Bidding on a home purchase is only half of the deal. Follow these four tips to conquer negotiating repairs after your home inspection is complete.
If you’re a first-time home buyer, you’ve probably heard about the negotiations, or “bidding wars,” that happen at the beginning of the purchase process. Fewer people, however, are aware of the negotiations that follow the signed purchase contract.
Although home inspections have become less popular over the last few years, they’re still commonplace in the real estate industry. When those inspections uncover one or more problems with the home, buyers and sellers have to agree on who will cover the costs. Here are four tips to help you come out on top when negotiating repairs after home inspection.
Ask for a credit.
Let’s be real, the sellers are on their way out both physically and mentally. If it’s looking like you’re going to complete the purchase and close, they’re probably more focused on packing than they are fixing.
If sellers aren’t amenable to making home inspection repairs—or if those repairs weren’t made to your satisfaction—you could go through the hassle of negotiating a lower purchase price, or you could ask for a closing credit. A closing credit is a way to decrease your upfront, out-of-pocket expenses. That credit reduces your costs, meaning you’ll have more cash on hand to make those repairs yourself.
A closing credit is a way to decrease your upfront, out-of-pocket expenses.
Think “big picture.”
Picture this. You’ve toured the home, you’ve agreed on a purchase price, and you’re putting together plans for your future remodel—but the home inspection report found signs of water damage under the sink. And on top of that, the rotted wood extends well beyond the cabinet under the sink. If you could negotiate those repairs now, why wouldn’t you?
When you’re working through home inspection negotiations, think about the future of your new home and remember that a seller credit toward those repairs could offset not only your closing costs, but your eventual renovation costs as well.
Don’t show your hand.
If you’ve got a home inspection coming up, find out if the seller’s agent will be walking the property with you, your agent, and the home inspector. If so, you might want to hide your true excitement about the house. Showing satisfaction with the current state of the home in front of the seller’s agent could hurt your chances of negotiating home inspection repairs later on.
On the other side of things, if the seller’s agent senses disapproval from you during the inspection, they might mention that to the sellers—helping build your case to get any repairs completed to make sure the sale goes through.
Be ready for anything.
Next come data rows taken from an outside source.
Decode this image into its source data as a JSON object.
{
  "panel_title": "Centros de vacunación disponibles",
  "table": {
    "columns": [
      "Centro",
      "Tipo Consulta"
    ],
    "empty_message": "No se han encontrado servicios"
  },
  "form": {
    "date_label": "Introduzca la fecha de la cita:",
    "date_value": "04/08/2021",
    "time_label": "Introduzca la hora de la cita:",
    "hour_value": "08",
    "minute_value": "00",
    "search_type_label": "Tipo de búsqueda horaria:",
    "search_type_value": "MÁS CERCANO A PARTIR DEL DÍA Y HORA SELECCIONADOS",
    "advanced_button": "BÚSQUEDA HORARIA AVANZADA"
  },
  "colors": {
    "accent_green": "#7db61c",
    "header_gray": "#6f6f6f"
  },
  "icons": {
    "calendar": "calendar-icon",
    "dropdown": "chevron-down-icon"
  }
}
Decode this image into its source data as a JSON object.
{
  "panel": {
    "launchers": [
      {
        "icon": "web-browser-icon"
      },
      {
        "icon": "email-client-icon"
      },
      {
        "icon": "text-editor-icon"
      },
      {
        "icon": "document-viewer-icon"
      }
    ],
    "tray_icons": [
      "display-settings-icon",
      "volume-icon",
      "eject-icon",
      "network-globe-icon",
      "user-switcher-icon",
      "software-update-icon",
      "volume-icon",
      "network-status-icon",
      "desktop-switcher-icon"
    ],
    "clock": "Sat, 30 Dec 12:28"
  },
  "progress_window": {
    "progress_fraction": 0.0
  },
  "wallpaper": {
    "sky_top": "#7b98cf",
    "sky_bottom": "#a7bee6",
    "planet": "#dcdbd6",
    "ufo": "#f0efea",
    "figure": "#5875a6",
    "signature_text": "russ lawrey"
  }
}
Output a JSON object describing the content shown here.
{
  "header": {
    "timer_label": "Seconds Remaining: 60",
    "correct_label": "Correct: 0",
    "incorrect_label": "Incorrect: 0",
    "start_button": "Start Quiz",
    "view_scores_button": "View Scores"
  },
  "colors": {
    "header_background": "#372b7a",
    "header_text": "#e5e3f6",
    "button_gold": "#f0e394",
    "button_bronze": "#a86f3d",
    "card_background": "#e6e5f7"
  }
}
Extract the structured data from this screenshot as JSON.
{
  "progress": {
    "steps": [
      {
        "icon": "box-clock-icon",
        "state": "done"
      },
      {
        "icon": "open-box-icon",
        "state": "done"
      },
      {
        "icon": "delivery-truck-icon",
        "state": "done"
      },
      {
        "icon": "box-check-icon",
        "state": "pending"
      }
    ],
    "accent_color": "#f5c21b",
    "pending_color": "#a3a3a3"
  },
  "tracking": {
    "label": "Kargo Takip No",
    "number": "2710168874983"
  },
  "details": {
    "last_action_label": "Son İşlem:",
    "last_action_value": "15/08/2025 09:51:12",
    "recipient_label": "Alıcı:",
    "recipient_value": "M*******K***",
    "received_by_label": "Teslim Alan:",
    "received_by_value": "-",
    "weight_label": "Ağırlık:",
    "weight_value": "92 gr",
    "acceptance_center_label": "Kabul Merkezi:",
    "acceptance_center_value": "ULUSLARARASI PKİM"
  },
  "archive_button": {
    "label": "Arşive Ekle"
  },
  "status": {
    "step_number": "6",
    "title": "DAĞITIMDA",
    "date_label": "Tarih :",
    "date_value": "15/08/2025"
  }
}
There’s a saying when it comes to buying a home: “It’s not over ‘till it’s over.” That means, until you sign the closing documents and have the keys in hand, anything could happen. The initial contract is just that—initial. With all the people involved, the unknown variables, and the state of the market, there’s a non-zero chance that your dream home could disappear entirely.
Consider this: If your home inspection results are favorable, there’s nothing to negotiate, so don’t try to fight for a lower price or closing credits. If the home inspection results turn up something negative, you may be better off negotiating credits or repairs instead of a lower purchase price—especially if the appraisal came back with a fair value.
Pre-purchase negotiations are tough, and home inspection negotiations can be even tougher. Keep these tips in mind or ask your team—lender and real estate professional—for more advice to make sure you’re prepared for the purchase process.
Although home inspections have become less popular over the last few years, they’re still commonplace in the real estate industry.